OSHA's controlling employer citation policy provides that OSHA may issue citations to general contractors at construction sites who have the ability to prevent or abate hazardous conditions created by subcontractors through the reasonable exercise of supervisory authority regardless of whether the general contractor created the hazard. Insofar as OSHA standards are specifically designed to promote the health and safety of workers and prevent personal injuries on construction sites nationwide, courts in most states will allow evidence of an OSHA standard as some evidence of negligence.
In these states, violating an OSHA regulation is not conclusive on the issue of civil liability (meaning a contractor who pays an OSHA citation without contest will not automatically be found liable in a civil negligence lawsuit). Moreover, how the evidence may be used or what part of the case the evidence may be used for varies among states. Courts in most of the "some evidence" states allow the OSHA standard to be used to establish the standard of care a contractor owes to a subcontractor's employee.

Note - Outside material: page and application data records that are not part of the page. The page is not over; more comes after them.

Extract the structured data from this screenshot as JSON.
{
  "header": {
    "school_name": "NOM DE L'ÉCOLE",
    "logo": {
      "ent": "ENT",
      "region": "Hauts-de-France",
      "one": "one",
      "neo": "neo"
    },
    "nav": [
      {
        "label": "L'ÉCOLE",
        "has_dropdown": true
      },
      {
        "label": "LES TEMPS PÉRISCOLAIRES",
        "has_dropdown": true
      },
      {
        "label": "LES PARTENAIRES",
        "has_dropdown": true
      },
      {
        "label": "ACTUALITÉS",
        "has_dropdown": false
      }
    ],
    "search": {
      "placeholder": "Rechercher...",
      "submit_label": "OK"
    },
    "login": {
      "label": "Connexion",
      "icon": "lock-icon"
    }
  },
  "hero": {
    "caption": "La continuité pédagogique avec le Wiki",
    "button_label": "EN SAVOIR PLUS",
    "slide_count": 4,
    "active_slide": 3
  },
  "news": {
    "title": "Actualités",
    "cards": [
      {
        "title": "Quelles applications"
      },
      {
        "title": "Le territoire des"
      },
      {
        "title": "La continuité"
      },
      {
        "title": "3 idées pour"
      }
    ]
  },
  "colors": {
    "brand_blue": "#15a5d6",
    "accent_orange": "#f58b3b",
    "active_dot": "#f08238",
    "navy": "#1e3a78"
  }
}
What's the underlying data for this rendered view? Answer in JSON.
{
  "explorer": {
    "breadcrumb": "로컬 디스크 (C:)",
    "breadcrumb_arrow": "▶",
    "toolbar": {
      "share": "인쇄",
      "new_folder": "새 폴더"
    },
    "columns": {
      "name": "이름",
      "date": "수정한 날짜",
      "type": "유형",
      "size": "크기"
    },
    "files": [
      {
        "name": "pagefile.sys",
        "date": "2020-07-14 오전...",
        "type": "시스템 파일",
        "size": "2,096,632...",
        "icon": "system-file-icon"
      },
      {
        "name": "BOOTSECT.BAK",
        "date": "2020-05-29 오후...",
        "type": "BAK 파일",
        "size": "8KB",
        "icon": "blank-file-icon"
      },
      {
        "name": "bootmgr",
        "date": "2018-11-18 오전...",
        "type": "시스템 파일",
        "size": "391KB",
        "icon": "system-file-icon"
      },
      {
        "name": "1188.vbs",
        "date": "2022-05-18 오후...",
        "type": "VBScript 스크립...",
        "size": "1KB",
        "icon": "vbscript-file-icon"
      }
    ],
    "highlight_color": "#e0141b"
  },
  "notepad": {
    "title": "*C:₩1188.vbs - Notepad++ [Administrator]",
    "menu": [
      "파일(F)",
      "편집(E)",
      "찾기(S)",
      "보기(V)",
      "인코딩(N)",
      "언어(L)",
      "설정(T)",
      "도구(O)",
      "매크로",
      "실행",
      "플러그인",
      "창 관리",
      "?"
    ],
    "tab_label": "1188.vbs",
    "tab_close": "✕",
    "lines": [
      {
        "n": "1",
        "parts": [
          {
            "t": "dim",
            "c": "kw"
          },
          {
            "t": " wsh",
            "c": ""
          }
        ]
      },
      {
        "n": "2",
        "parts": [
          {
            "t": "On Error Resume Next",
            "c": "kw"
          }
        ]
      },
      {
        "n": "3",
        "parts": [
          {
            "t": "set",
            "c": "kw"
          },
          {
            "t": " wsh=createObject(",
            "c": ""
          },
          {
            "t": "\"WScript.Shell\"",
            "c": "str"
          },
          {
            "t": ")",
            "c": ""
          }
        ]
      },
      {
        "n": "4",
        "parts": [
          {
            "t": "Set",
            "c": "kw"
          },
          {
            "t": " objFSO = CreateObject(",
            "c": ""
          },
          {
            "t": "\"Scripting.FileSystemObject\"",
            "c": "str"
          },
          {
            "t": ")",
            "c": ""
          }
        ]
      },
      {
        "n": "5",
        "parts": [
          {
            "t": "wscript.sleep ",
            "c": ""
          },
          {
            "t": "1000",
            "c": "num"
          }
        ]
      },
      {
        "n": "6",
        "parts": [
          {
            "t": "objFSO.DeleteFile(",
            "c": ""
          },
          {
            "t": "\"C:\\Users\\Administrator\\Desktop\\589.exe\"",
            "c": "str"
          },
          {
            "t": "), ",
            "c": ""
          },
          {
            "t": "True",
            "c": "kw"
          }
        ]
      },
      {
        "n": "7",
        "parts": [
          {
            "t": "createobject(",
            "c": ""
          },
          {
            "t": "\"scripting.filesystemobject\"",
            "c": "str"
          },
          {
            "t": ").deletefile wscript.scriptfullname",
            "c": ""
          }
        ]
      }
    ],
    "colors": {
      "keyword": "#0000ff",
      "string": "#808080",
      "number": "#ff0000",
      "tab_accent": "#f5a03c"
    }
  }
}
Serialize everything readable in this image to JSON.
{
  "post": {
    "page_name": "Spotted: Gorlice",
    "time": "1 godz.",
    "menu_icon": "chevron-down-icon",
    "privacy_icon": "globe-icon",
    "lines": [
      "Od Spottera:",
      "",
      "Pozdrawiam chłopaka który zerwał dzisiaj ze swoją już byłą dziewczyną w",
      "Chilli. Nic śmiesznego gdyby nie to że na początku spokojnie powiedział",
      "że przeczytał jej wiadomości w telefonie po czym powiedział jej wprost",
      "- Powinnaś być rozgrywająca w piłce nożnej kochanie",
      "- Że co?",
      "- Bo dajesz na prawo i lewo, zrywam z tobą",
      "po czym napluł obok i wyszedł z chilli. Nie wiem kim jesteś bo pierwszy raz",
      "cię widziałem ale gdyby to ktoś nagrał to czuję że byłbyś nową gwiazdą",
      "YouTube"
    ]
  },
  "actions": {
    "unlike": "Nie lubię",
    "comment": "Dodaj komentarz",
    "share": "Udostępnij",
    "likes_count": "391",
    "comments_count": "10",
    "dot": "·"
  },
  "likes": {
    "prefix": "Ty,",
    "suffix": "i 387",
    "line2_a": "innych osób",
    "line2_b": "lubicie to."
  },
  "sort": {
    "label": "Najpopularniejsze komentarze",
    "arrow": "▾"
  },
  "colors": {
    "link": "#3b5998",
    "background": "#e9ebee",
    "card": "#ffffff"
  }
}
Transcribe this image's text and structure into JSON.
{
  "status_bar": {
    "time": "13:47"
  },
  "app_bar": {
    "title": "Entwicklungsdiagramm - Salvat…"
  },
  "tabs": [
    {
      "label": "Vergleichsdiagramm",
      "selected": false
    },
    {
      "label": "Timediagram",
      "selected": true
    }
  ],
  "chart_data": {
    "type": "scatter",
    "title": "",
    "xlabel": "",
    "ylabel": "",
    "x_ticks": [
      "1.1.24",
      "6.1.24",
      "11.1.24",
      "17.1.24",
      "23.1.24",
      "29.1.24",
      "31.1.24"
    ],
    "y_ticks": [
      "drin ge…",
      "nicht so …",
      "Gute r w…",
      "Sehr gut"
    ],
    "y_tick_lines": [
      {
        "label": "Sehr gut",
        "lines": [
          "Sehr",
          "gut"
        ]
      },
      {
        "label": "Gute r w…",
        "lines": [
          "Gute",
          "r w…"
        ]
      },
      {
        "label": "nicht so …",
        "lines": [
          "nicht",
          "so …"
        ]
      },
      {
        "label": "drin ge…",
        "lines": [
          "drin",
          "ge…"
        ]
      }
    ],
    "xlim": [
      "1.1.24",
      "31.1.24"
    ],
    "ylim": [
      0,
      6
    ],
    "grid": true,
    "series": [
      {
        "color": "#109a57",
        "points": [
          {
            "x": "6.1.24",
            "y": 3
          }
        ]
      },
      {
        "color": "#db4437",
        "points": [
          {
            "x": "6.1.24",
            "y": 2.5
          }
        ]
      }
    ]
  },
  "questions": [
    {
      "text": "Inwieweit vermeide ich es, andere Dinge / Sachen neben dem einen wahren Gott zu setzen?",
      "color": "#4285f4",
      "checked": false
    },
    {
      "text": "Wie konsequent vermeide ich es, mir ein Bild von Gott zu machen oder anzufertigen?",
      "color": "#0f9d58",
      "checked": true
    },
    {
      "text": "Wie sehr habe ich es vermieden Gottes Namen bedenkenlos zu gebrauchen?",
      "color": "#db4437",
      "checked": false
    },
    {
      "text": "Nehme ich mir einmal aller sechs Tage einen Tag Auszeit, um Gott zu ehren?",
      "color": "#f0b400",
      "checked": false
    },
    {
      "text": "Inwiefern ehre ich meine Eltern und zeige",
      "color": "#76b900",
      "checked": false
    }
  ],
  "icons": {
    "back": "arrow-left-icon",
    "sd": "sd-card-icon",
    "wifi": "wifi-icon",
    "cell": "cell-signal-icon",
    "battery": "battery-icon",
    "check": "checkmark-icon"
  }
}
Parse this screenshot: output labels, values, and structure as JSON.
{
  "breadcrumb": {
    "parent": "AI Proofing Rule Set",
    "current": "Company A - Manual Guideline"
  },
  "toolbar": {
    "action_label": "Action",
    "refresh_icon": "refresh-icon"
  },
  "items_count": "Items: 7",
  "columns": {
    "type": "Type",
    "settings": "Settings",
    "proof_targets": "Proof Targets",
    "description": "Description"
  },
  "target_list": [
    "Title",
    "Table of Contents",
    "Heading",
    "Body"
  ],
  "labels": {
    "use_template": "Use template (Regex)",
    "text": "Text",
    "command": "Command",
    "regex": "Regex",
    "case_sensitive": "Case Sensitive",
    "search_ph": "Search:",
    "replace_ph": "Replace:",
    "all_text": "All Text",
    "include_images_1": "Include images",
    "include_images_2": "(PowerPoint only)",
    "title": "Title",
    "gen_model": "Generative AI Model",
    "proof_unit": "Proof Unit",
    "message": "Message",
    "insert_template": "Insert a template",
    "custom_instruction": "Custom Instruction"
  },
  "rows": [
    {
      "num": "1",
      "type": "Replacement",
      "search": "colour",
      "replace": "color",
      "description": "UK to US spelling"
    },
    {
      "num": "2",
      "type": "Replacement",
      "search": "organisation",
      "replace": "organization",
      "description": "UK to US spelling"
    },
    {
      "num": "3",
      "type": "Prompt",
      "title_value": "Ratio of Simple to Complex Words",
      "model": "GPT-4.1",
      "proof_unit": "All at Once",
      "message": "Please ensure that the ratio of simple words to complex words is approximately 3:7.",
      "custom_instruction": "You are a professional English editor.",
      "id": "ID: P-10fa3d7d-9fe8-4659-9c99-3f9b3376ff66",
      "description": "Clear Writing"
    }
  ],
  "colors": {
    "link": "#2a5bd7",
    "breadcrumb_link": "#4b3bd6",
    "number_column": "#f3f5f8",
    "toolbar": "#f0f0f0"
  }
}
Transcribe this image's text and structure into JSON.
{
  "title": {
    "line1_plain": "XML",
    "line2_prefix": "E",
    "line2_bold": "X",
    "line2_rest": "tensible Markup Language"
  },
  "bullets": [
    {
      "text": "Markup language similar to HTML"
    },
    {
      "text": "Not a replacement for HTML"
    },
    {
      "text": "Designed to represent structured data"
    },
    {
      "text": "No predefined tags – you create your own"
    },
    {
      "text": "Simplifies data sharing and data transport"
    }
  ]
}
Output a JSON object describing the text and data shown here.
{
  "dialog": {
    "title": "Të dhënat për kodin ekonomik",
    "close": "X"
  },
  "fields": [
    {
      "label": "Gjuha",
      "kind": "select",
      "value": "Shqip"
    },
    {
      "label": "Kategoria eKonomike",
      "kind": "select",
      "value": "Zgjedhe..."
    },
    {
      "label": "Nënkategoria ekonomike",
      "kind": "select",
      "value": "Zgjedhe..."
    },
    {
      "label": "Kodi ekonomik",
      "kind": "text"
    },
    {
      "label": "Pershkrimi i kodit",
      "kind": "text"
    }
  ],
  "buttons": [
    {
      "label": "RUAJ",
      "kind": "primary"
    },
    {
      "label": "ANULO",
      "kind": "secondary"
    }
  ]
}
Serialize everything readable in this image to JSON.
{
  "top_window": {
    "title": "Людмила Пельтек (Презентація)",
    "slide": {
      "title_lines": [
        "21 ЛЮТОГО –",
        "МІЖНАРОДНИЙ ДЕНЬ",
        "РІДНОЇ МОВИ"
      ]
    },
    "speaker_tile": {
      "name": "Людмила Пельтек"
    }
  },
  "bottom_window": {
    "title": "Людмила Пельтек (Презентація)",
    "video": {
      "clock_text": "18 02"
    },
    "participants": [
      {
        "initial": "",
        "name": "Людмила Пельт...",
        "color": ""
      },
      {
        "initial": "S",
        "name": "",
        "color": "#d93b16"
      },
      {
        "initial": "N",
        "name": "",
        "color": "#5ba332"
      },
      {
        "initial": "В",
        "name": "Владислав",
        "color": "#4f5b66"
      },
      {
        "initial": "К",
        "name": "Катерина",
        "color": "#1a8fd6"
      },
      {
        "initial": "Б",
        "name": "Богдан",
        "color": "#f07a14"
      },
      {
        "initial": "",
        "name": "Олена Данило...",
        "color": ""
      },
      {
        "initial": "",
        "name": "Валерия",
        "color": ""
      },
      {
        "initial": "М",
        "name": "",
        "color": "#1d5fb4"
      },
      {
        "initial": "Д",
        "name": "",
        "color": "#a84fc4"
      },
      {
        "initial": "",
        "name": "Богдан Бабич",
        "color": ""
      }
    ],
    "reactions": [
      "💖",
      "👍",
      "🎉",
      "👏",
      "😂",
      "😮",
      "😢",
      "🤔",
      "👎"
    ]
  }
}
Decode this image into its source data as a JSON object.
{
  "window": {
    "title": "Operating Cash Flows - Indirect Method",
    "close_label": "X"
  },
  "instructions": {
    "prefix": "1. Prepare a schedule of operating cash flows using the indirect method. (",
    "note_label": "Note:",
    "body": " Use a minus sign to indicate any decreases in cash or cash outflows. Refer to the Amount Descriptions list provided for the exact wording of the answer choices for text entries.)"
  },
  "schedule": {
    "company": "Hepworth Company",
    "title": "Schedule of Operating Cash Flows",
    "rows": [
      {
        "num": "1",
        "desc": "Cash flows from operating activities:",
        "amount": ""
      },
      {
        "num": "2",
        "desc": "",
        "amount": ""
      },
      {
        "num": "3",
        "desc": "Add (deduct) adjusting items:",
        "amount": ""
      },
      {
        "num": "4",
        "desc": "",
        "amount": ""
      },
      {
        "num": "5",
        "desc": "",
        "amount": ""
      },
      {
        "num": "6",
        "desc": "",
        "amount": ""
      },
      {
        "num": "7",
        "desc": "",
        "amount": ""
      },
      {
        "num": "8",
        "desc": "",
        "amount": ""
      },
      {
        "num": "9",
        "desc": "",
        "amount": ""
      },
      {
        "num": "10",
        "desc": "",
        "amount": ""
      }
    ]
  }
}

Some states also will allow the OSHA violation as some evidence to prove the contractor's actions fell below the duty of care or that the type of injuries sustained by the subcontractor's employee were a reasonable and foreseeable consequence of the contractor's failure to meet the standard of care owed.
In addition to the federal courts and the District of Columbia, 14 states (California, Idaho, Indiana, Iowa, Kentucky, Minnesota, Montana, Nebraska, Nevada, Oklahoma, South Carolina, Tennessee, Washington and Wisconsin) also allow an OSHA violation to be presented as evidence to establish negligence per se.
In the example, this would mean if the violated OSHA regulation or standard specifically was designed to protect against injuries such as those suffered by Isaac, in a negligence suit, Isaac would not have to prove Roof Co. owed him a duty or that it failed to exercise due care. The violation of the OSHA standard in and of itself establishes care was due and Roof Co. failed to exercise the requisite level of care. The only issue left for a jury to decide is causation and damages. In a state where an OSHA violation may establish negligence per se, a contractor such as Roof Co. that does not contest an OSHA citation runs the risk of Isaac using the violation and Roof Co.'s acquiescence to the allegations as evidence of negligence.
To reduce this risk, you ideally should contest OSHA citations provided you have a genuine factual or legal basis to do so. To start, request an informal conference in hopes of persuading OSHA to withdraw the citation. However, a more probable outcome of an informal conference will be the opportunity to settle the citation for either a reduced penalty, a less serious classification and/or having the cited standard changed to one that is less likely to result in a repeat offense, such as a training violation.
To mitigate future liability, it is critical a settlement agreement state an agreement to settle is not an admission that the factual or legal allegations forming the basis of the citation are true. Additionally, the settlement agreement should contain an exculpatory provision that states the settlement agreement and all the information exchanged during negotiations may not be used for any purpose other than in a subsequent OSHA proceeding. However, if you are unable to reach an agreeable settlement, proceed with contesting the citation. Contesting the citation will afford the opportunity to fully investigate the incident, including seeing what evidence OSHA has, which will provide valuable information necessary to best develop a defense and mitigate future liability and exposure.